> EXTRACTED RECORDS
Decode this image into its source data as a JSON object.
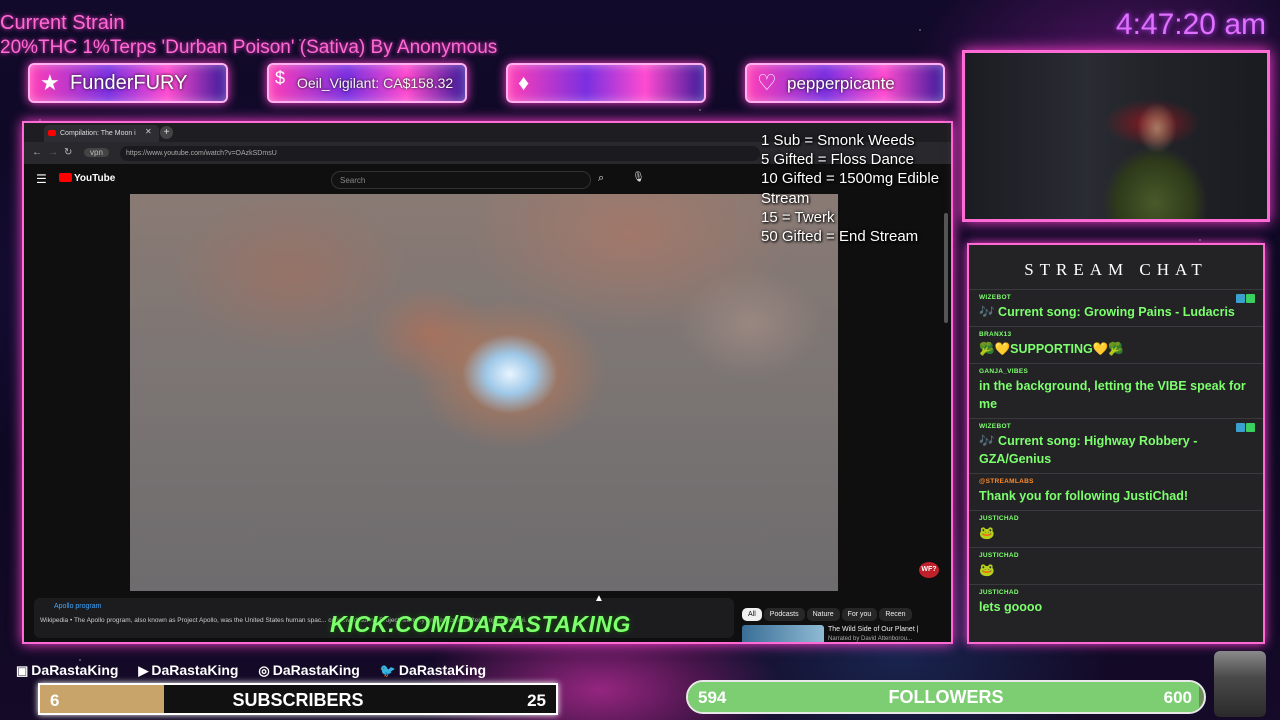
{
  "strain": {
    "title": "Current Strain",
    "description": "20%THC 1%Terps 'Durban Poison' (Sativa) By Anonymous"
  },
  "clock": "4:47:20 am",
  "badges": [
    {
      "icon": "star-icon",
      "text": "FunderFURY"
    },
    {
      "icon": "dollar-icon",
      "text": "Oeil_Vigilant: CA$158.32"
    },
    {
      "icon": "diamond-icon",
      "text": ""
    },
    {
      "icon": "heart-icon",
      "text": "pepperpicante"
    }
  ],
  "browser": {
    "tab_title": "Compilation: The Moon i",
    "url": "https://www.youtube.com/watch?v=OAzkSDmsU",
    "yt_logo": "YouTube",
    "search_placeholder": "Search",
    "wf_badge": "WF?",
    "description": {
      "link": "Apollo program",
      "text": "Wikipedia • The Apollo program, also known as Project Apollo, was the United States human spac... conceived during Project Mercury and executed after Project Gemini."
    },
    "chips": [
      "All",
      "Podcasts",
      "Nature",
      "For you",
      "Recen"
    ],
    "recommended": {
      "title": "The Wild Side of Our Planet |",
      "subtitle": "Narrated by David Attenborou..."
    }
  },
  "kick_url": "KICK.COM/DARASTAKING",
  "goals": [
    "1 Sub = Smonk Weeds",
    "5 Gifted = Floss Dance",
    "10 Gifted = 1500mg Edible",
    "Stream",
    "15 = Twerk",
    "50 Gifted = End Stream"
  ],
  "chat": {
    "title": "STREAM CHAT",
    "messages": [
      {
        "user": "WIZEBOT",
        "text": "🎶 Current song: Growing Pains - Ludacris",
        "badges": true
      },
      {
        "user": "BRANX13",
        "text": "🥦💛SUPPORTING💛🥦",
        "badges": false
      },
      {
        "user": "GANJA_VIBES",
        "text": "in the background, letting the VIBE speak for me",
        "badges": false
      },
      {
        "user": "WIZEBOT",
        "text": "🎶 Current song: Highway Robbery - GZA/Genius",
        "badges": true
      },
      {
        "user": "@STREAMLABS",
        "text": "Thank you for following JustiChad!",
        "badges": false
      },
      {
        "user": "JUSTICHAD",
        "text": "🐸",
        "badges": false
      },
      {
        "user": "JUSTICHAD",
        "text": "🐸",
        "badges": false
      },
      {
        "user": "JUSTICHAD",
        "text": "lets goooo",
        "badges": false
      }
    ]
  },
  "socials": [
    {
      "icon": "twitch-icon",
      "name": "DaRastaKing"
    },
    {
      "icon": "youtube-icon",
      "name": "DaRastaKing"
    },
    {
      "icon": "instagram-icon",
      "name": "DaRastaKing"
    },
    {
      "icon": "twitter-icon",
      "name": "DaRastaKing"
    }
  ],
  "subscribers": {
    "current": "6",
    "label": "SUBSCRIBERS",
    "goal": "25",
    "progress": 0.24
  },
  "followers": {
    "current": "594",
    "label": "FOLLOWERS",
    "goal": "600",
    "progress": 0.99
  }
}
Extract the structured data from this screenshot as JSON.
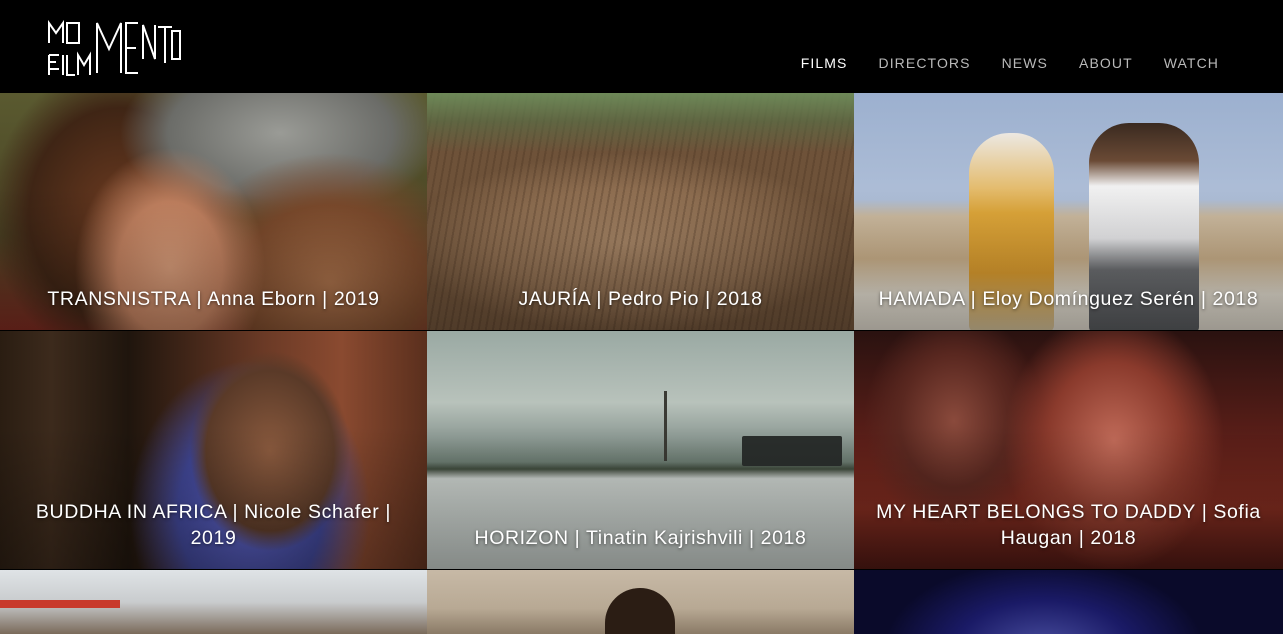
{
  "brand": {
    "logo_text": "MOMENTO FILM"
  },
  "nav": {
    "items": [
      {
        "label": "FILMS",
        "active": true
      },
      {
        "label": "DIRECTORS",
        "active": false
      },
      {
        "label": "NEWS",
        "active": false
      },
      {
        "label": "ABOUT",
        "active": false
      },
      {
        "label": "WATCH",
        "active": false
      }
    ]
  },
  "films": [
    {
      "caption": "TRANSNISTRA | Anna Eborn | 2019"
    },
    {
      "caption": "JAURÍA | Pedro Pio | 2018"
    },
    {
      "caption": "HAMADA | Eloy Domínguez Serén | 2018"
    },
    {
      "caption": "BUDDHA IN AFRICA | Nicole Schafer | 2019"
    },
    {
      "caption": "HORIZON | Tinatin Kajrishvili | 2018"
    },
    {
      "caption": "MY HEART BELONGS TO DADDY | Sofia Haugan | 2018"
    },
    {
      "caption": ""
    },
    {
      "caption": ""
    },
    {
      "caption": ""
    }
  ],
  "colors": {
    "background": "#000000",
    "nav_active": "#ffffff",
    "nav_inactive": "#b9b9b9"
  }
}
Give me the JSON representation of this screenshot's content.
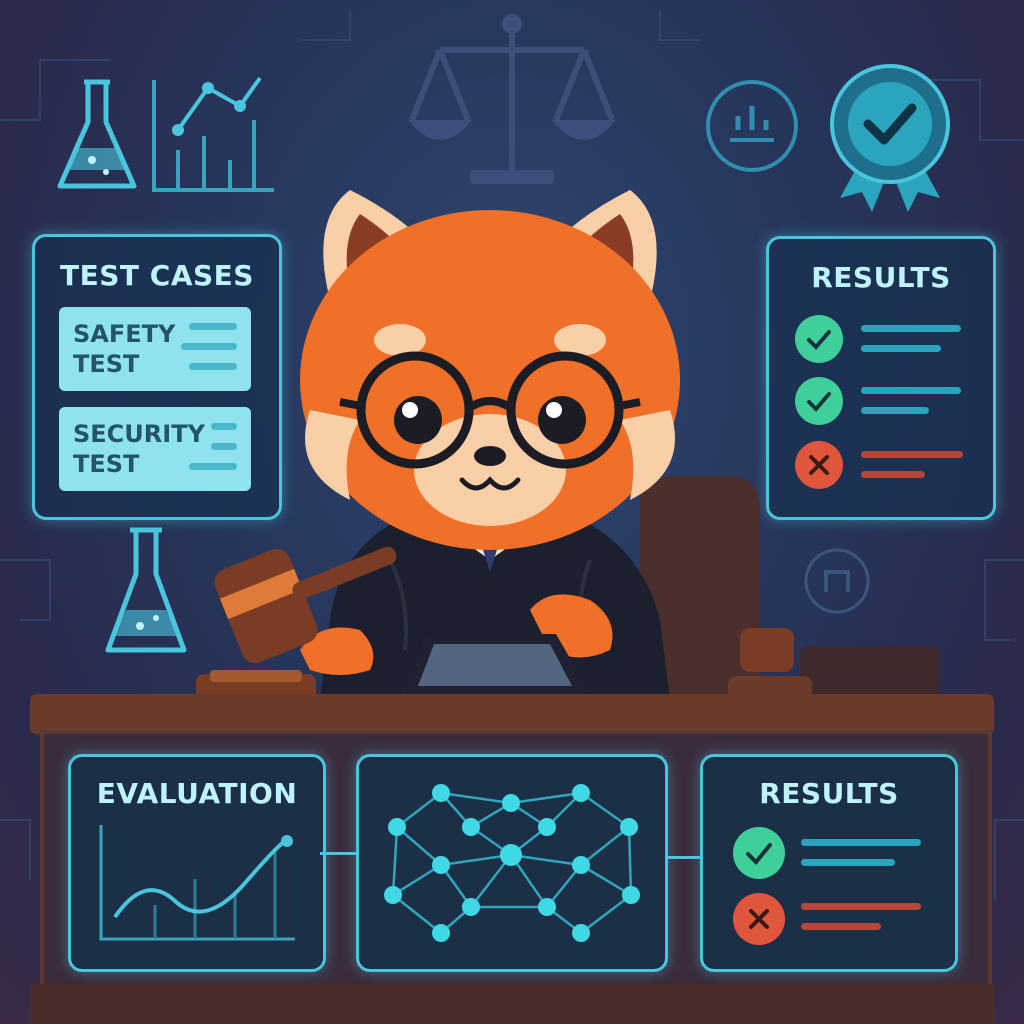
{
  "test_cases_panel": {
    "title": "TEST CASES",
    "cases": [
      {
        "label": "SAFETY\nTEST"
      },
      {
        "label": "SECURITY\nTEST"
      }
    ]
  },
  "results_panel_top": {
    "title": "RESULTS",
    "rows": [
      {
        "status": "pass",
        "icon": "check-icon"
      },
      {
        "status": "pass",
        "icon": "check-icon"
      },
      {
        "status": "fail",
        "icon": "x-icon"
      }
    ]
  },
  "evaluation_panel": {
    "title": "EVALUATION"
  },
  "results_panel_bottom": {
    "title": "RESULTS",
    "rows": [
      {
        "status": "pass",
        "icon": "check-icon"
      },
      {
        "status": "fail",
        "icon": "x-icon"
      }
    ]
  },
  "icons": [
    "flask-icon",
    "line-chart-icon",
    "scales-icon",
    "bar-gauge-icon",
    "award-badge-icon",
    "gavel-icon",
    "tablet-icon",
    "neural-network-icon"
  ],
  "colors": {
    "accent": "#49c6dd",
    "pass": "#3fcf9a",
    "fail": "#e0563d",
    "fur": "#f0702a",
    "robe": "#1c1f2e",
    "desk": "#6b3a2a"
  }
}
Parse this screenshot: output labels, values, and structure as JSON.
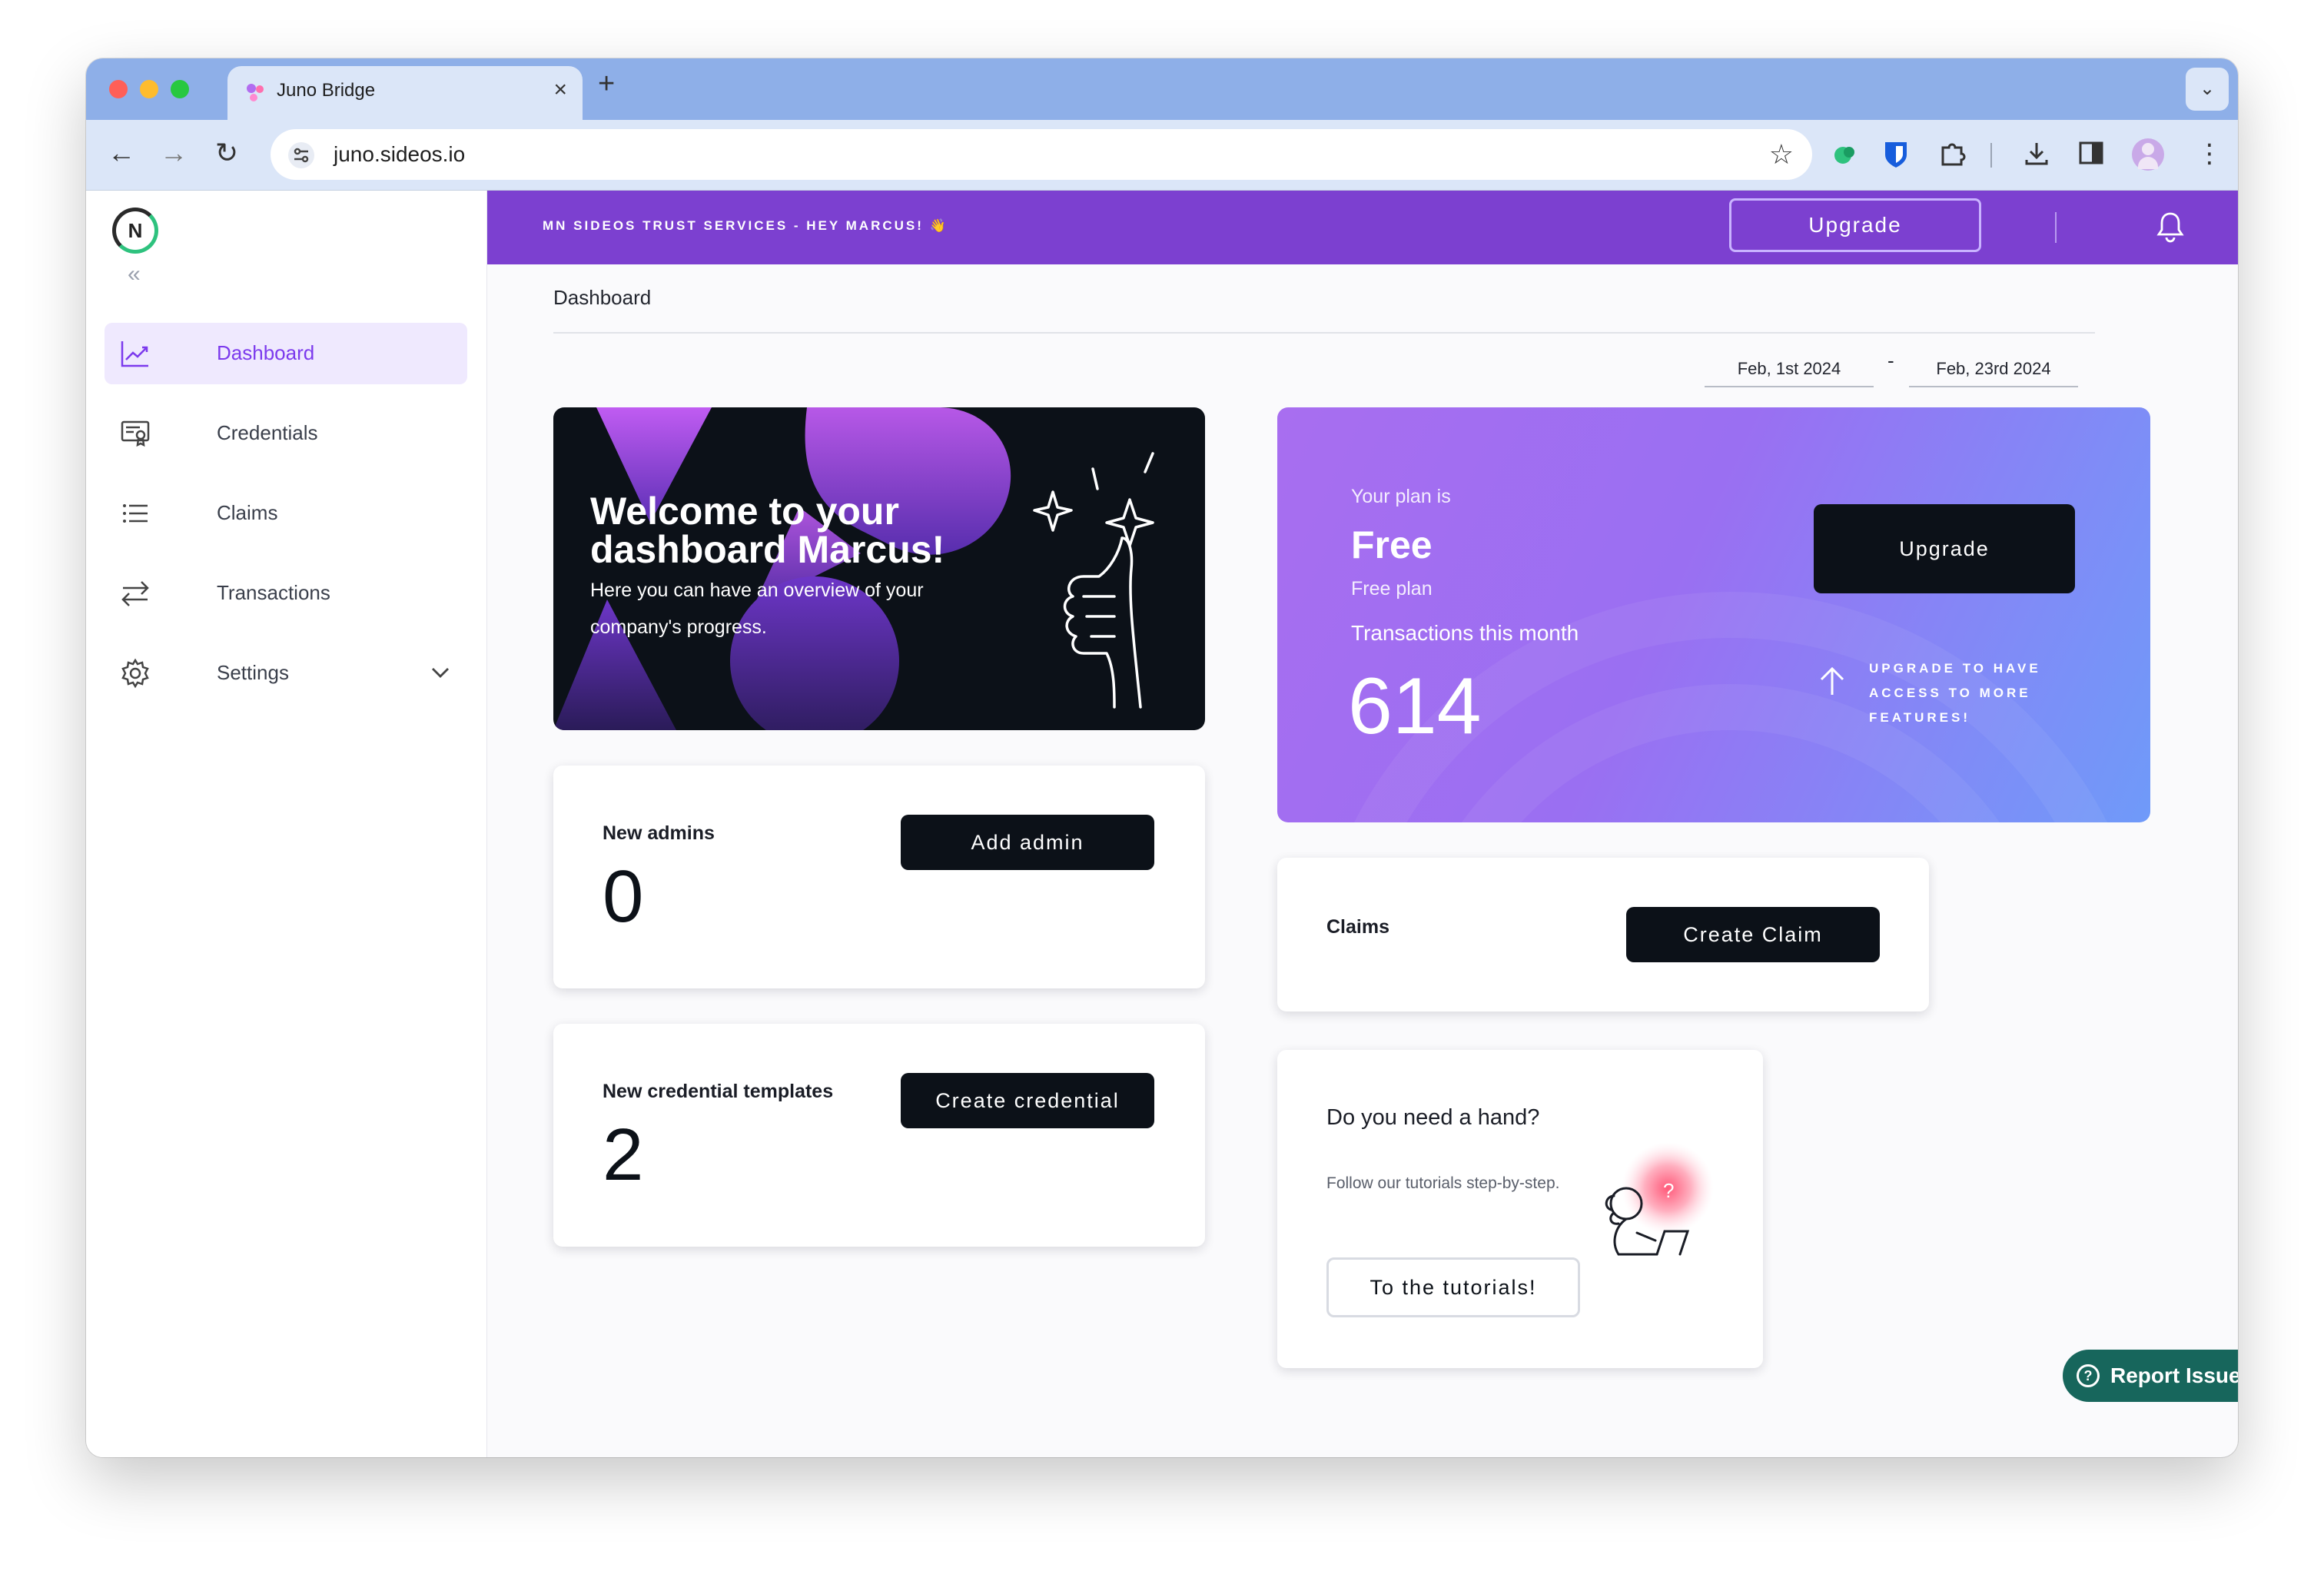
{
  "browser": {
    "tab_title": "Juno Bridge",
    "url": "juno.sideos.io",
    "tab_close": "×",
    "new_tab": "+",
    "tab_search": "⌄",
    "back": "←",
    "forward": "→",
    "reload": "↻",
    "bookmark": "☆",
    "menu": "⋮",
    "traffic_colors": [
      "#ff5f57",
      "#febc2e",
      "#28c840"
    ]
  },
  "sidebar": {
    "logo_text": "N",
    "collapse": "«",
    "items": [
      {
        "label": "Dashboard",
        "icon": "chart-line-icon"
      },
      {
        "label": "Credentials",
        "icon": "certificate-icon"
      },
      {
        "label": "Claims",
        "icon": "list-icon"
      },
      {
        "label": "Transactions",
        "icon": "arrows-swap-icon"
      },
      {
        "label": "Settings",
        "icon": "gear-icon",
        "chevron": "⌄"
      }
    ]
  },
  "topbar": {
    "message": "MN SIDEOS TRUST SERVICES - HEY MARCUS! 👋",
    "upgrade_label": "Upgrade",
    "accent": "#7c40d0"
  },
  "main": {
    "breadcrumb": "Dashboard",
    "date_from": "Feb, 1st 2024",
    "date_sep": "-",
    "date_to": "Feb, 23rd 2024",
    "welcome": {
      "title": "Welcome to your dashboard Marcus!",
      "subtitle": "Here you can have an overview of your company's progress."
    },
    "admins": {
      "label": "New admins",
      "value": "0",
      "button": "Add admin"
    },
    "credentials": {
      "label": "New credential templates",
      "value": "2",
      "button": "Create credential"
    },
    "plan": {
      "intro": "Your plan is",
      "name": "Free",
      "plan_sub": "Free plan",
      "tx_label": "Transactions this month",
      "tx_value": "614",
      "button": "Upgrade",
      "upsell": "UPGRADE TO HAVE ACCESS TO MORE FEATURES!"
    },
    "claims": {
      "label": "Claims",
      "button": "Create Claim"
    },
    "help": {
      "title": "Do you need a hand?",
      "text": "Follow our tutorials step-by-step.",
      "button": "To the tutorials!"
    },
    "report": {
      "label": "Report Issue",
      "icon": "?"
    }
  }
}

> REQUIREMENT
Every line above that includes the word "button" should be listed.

> TASK ANSWER
      "button": "Add admin"
      "button": "Create credential"
      "button": "Upgrade",
      "button": "Create Claim"
      "button": "To the tutorials!"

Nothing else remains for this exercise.